Three bills have been introduced this session that affect cosmetics – especially small soap and cosmetic manufacturers. They are:
- HR 2359 – Safe Cosmetics Act of 2011
- HR 4262 – Cosmetics Safety Enhancement Act of 2012
- HR 4395 – Cosmetic Safety Amendments Act of 2012
All are trying to address “cosmetic safety” in different ways. There are some similarities between them … and some very big differences.
HR 2359 – Safe Cosmetics Act of 2011
This bill was introduced June 24, 2011, by Rep. Janice Schakowsky and has 21 cosponsors. It was referred to the Committee on Energy and Commerce and also to the Committee on Education and the Workforce. The House Energy and Commerce Committee referred it to their Subcommittee on Health; the Committee on Education and the Workforce submitted it to their Subcommittee on Workforce Protections. There hasn’t been any movement on it since September last year.
HR 4262 – Cosmetics Safety Enhancement Act of 2012
HR 4262 was introduced March 26, 2012, by Rep. Frank Pallone and has one cosponsor. It was referred to the House Energy and Commerce Committee. No further action has been taken on it as yet.
HR 4395 – Cosmetic Safety Amendments Act of 2012
HR 4395 was introduced on April 18, 2012, by Rep Leonard Lance. It doesn’t have any cosponsors yet. It has also been referred to the House Energy and Commerce Committee, with no further action so far.
Differences and Similarities

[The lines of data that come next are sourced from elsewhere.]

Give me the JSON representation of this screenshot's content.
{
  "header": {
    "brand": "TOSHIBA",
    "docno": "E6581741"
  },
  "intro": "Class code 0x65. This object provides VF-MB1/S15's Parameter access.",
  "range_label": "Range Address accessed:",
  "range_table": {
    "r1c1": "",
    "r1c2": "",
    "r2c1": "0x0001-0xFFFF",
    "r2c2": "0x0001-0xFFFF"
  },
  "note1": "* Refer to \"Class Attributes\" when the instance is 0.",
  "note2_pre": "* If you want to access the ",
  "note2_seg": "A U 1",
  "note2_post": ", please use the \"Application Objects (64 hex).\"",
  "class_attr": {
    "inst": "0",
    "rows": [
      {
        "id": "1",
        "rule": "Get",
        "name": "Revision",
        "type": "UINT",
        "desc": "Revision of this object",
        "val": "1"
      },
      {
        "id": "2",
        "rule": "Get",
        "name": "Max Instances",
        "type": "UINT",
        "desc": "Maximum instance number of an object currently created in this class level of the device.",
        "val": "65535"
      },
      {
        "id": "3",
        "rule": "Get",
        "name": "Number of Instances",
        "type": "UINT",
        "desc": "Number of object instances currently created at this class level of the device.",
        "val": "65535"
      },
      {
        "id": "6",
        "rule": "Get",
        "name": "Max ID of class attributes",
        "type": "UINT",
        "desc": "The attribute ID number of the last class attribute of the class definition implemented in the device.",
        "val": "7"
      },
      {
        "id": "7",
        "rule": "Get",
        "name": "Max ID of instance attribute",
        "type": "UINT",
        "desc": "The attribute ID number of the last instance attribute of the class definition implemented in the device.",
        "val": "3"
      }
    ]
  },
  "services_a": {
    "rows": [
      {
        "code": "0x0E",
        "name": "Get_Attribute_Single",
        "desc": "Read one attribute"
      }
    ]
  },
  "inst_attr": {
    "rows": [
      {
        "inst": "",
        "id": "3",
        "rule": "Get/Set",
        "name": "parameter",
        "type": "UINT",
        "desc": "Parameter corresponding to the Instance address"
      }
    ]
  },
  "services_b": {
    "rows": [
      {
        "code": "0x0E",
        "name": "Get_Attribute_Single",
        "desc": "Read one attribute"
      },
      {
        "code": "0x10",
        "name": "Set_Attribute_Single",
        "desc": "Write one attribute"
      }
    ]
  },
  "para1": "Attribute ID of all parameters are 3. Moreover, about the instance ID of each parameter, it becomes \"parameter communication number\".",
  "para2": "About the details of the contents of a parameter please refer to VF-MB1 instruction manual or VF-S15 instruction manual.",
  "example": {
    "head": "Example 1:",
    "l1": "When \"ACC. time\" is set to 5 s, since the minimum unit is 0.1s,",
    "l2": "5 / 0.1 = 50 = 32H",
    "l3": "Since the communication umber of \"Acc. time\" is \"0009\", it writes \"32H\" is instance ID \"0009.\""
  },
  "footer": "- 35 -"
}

All three bills require registration of cosmetic manufacturing facilities and cosmetic formulations (with ingredient lists). The Schakowsky bill (HR 2359) has an exemption for small businesses with less than $2 million in annual sales; the others do not have exemptions … yet.
All three bills have provisions for good manufacturing practices for cosmetics to be written in to regulations. Currently cosmetic GMP are “guidelines” to ensure that products are not adulterated or misbranded.
All three bills also require mandatory reporting of adverse health effects, although they are defined differently. In HR 2365, “any” adverse health effects must be reported. In the other two bills, it’s “serious” adverse health effects, defined as death, life-threatening events, inpatient hospitalization, disability, disfigurement, or incapacity or a congenital anomaly or birth defect (really serious!)
All three bills also address “cosmetic safety” although they come at it from very different approaches.
- HR 2359 requires that any “contaminant” that can be measured must be included on the label and requires that the FDA set safety levels for all cosmetic ingredients. It eliminates all “incidental ingredients” completely.
- HR 4935 sets up the currently private Cosmetic Ingredient Review (CIR) as the body to determine safety of cosmetic ingredients. It mandates that the FDA set “tolerances” for incidental ingredients. It also requires that the International Cosmetic Ingredient Dictionary (ICID) privately published by the Personal Care Products Council become the standard for all ingredient names on labels.
- HS 4262 is sort of in the middle, requiring that the manufacturer maintain files on the safety of the cosmetic.
March 27, 2012 Hearing
A hearing, “Examining the Current State of Cosmetics,” was held by the House Energy and Commerce Committee on March 27th. It was general, not about any specific bill, but about the state of cosmetics in general. Debbie May, owner of Wholesale Supplies Plus, was one of the people who testified. Her testimony was very strong for the case of small manufacturers and handcrafters, and she made a compelling case for the differences of our industry and the potential adverse effects the various proposed legislation could cause.
Where is it now
All three of the bills are currently in committee. Given the number of cosponsors, and the divergent views and approaches of the three bills, it’s unlikely that anything will gain much momentum. Since we’re in an major election year, difficult and controversial legislation is probably not where they will concentrate their efforts. If nothing happens during the legislative session, the bills die.
However, given the amount of attention focused on cosmetics, this year and in previous years, someone will probably try again next year. Hopefully, they will listen to us and at least make provisions for small manufacturers and handcrafters.
What’s being done
Debbie May has been extremely active in working to educate the legislators in Washington, to help them understand our industry. They are beginning to understand who we are and what we do – which is a big step forward from where it was 4 years ago.
The Handcrafted Soapmakers Guild has also been active on this front. With the membership continuing to grow, it shows that this is not a “little” industry – we are a group that needs to be considered.
I will continue to work with everyone I can, in whatever way I can, to help legislators understand our industry. As they get a grip on the effect that their actions might have on the livelihoods of so many of us, we can only hope that they will adjust any bills they introduce so the resulting regulations will be tolerant of our businesses.